It will be argued that in the process of chemical adsorption/desorption on a surface, a molecule with several electrons involved in formation of chemical bonds will always pass extended regions of degeneracy with electronically excited molecular configurations. Such degeneracy allows a process similar to Inverse Electronic Relaxation to take place. Conditions at which the above-mentioned phenomenon can appear as a particularly strong nonadiabatic effect will be examined and links drawn to experimental observations made on several systems as well as to theoretical attempts to account for these effects.

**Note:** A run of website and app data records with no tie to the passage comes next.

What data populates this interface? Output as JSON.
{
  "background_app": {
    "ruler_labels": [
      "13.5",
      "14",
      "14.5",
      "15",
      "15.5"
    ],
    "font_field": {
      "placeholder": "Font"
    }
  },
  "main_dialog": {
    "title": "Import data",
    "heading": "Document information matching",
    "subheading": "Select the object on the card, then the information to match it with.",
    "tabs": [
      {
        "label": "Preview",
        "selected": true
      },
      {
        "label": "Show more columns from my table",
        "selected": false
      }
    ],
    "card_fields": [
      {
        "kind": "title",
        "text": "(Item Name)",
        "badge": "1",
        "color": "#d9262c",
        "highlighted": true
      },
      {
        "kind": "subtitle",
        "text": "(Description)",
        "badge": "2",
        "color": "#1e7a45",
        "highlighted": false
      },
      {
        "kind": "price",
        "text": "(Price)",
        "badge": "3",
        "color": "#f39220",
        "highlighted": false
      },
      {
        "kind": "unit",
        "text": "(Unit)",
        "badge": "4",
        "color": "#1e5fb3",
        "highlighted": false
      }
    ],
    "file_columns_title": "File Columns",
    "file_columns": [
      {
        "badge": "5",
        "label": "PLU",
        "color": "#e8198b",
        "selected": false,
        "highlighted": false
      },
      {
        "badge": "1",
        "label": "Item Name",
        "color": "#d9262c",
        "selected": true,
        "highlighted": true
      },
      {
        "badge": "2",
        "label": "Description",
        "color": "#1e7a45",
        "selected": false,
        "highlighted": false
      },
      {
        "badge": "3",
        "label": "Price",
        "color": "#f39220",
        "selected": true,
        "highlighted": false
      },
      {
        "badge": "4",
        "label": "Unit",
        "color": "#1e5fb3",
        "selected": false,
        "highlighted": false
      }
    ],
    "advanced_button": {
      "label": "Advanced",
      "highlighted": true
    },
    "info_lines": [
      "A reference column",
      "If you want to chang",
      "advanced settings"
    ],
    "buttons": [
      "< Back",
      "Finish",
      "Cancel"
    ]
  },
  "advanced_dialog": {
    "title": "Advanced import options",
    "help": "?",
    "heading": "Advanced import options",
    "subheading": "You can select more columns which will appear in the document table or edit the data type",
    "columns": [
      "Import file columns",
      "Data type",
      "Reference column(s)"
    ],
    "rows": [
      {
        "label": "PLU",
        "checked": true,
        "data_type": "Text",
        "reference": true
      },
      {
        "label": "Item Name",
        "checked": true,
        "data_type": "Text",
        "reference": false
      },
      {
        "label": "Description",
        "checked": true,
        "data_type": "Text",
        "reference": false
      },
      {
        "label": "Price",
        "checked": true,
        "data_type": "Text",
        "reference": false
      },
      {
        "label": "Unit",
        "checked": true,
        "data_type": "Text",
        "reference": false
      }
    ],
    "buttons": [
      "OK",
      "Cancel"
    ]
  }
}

The excited potential energy surface topology, which follows from the consideration, strongly suggests an unexplored previously possibility to initiate elementary chemical transformations on interfaces via electronic excitation of gas-phase molecules. The principal differences of the new approach with the photochemistry within gas phase and/or within molecular aggregates/adsorbates will be emphasized.

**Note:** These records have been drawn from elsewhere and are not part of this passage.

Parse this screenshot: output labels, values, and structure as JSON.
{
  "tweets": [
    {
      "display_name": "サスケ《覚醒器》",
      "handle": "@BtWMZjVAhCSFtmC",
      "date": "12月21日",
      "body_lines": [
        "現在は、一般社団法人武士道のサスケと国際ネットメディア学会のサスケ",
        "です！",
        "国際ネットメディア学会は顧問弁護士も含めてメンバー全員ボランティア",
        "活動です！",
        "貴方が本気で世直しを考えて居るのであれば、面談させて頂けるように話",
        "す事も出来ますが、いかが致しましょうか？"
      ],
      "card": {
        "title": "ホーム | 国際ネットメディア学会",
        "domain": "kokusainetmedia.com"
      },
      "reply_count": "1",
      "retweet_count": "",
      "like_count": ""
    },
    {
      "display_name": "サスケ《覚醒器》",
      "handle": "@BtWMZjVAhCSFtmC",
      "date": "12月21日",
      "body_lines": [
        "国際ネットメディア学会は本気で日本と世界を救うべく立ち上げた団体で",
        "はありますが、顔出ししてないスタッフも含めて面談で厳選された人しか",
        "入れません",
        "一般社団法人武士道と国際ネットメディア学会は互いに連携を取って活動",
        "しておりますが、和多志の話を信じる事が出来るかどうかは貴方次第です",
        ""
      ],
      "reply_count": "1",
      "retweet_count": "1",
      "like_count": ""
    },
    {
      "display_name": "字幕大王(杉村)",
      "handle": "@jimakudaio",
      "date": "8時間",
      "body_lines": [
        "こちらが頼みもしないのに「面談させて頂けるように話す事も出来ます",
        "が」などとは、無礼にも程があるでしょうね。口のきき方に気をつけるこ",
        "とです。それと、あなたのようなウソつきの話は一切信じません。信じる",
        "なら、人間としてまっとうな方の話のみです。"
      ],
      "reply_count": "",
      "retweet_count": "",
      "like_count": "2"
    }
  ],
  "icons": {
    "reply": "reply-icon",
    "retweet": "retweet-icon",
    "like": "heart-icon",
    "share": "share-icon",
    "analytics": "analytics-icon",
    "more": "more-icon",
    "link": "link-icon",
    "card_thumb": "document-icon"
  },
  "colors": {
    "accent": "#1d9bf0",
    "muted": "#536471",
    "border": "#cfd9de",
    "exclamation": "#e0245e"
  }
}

Experimental results demonstrating the first surface chemical reaction with electronically excited molecules and a new experimental approach, capable of producing macroscopic fluxes of excited reagents, will be presented. We will report a quantum yield close to 1 for dissociative adsorption of electronically excited SO2 molecules on a surface leading to formation of molecular sulphur
|Period||12. Dec 2007|
|Event title||Evanescent Wave Photocatalysis: null|